- [Input]
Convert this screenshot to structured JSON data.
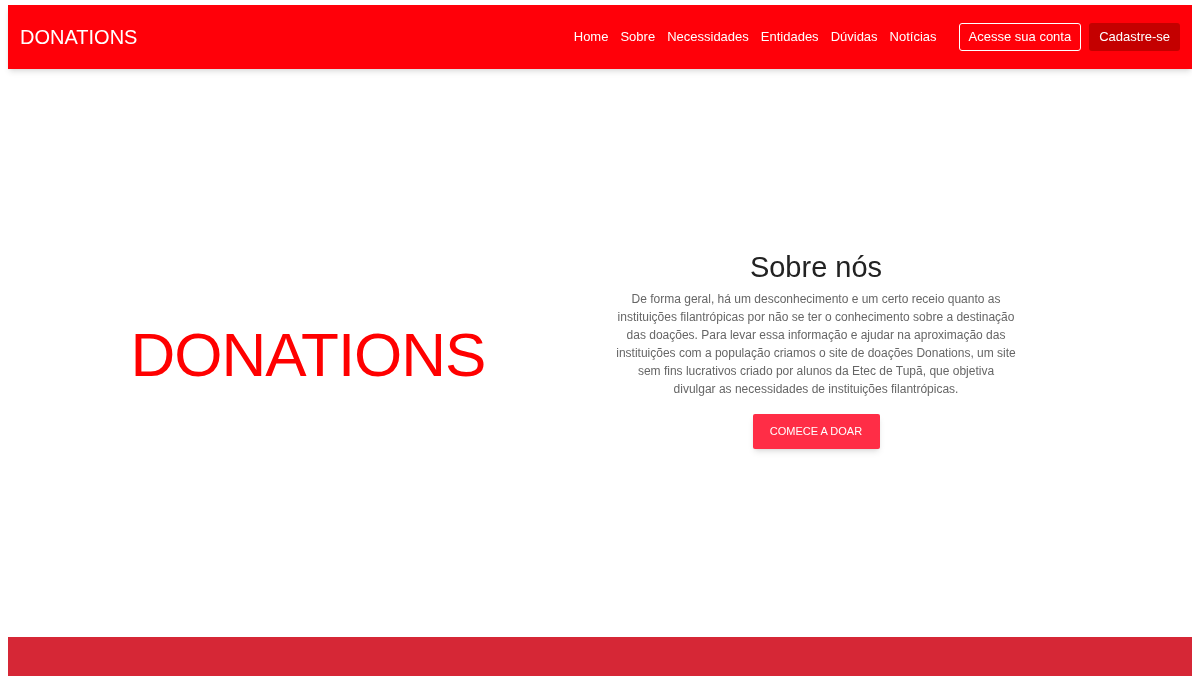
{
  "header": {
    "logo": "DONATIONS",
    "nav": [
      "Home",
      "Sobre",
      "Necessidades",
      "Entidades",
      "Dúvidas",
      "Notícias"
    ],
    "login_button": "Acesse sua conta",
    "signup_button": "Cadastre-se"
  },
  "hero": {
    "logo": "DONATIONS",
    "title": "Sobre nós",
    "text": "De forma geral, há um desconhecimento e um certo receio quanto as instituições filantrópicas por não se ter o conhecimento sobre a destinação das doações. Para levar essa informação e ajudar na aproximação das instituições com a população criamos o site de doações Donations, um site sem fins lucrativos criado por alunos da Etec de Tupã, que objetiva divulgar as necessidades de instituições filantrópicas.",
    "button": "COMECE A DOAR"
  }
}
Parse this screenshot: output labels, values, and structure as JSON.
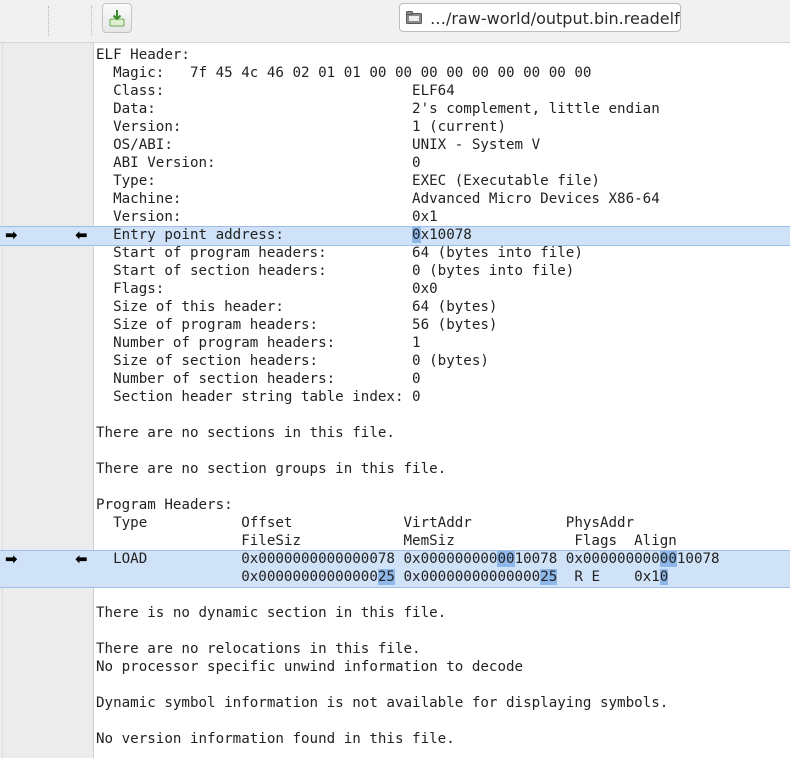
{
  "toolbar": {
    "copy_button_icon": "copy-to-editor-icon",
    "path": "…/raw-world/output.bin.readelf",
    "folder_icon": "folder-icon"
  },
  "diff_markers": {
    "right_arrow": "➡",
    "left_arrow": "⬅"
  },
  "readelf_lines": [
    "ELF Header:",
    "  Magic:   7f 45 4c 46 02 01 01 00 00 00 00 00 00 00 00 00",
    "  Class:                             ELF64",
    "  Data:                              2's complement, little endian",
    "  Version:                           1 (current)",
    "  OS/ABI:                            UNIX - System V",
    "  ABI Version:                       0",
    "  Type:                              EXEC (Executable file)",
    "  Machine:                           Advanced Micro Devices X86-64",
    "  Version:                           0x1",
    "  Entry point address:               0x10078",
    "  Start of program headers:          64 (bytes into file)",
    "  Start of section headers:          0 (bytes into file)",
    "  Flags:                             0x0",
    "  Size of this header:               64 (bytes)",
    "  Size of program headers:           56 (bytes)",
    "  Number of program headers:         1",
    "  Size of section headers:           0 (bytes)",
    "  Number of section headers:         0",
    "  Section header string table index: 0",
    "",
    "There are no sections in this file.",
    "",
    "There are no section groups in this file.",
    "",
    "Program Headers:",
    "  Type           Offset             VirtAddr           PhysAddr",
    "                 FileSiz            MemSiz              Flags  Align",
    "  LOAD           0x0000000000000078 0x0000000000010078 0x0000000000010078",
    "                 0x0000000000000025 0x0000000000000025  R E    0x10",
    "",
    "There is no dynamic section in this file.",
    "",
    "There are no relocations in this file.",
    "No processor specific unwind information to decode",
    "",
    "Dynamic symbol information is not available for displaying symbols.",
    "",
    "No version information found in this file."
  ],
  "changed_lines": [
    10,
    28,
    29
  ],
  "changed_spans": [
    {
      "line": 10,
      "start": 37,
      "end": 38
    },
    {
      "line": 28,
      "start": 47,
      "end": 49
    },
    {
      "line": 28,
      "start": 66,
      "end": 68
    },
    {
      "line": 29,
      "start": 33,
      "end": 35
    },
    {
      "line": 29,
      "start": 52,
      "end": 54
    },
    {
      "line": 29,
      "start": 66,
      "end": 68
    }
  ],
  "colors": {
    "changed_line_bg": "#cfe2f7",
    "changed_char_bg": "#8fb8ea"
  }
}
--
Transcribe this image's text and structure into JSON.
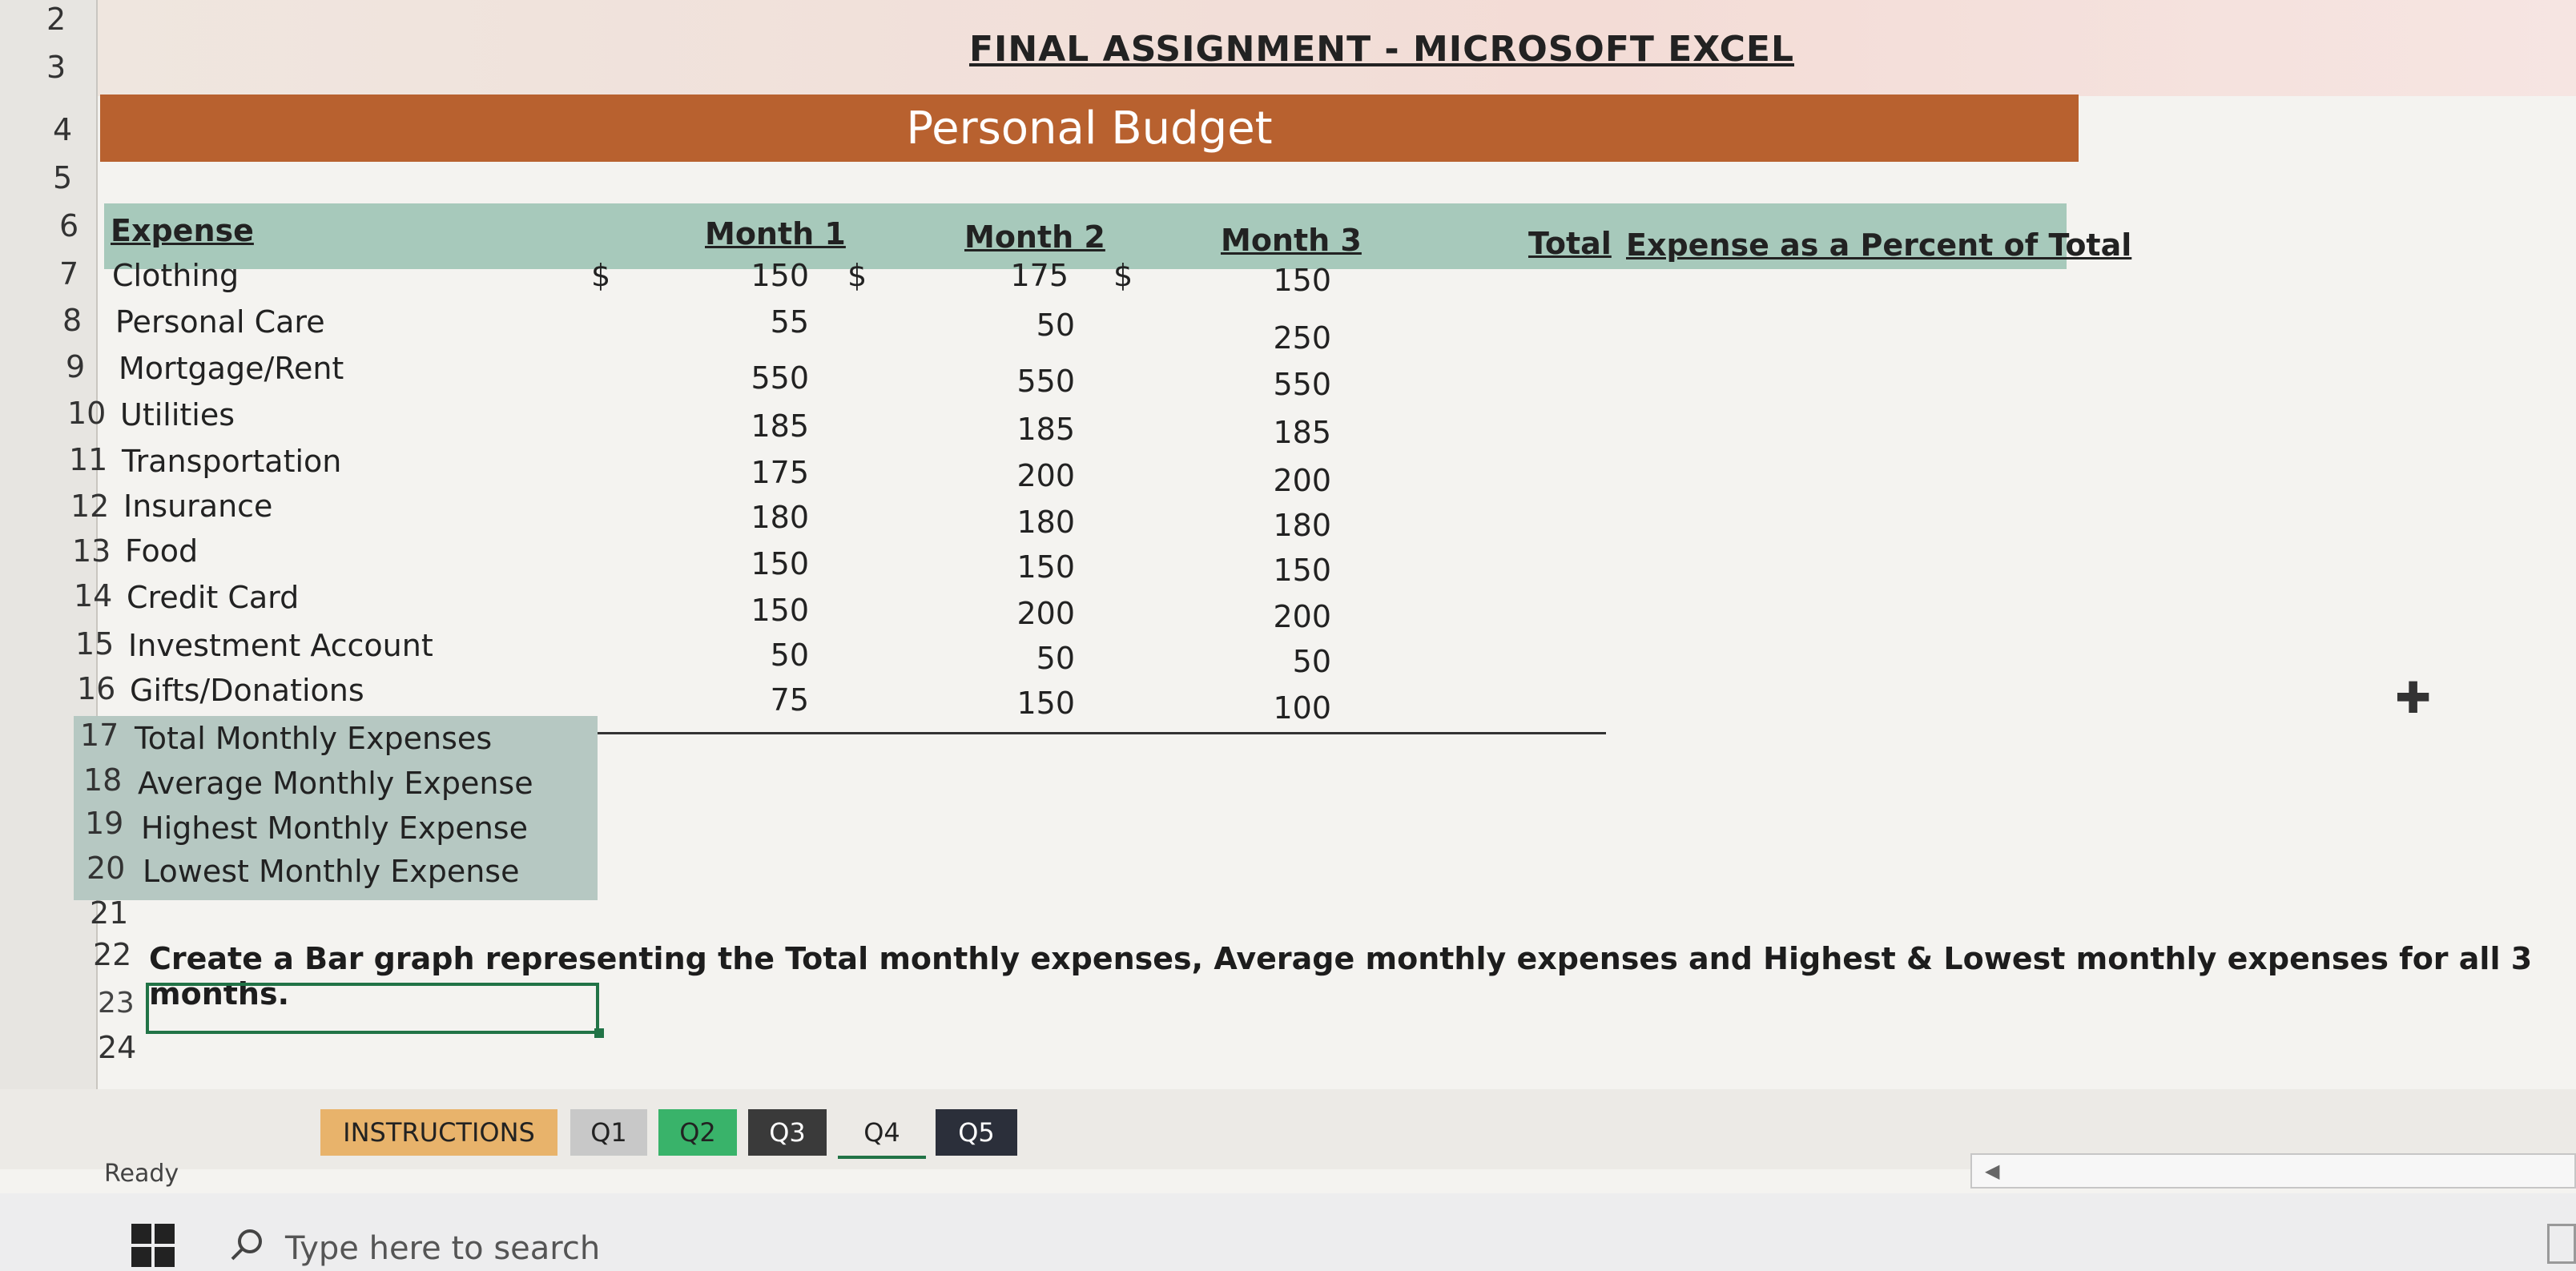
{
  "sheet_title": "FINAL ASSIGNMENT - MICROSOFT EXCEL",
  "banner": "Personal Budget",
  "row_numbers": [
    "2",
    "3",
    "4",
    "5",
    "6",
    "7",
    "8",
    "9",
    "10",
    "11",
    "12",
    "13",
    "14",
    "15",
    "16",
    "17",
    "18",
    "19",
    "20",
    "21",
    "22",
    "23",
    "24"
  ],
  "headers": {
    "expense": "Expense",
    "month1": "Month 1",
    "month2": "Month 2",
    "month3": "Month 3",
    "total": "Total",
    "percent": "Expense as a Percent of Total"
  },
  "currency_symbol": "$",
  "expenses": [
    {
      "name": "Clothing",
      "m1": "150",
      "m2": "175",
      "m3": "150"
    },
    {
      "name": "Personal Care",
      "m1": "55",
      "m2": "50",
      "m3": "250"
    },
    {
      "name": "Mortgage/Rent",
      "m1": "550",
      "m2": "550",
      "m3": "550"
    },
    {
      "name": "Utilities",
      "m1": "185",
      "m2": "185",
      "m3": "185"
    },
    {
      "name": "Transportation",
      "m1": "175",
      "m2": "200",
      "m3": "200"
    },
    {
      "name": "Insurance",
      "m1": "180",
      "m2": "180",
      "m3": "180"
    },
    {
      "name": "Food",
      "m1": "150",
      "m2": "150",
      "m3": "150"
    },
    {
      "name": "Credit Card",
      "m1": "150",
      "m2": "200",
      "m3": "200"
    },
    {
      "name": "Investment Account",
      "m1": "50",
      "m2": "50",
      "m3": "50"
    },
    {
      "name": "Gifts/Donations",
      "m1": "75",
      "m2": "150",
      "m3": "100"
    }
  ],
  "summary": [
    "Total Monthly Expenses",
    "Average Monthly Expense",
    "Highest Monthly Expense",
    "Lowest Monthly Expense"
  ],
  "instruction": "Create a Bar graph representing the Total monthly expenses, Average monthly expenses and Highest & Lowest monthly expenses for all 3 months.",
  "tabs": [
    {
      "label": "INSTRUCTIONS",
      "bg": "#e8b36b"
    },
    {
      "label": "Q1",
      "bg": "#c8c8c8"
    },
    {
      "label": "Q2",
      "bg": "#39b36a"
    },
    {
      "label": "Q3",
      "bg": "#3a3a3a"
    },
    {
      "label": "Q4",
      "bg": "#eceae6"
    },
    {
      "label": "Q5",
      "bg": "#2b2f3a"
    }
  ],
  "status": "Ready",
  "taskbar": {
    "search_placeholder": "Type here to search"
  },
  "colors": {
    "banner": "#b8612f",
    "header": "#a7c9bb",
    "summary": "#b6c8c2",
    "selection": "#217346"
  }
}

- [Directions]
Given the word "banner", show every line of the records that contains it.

- [Result]
  "banner": "Personal Budget",
    "banner": "#b8612f",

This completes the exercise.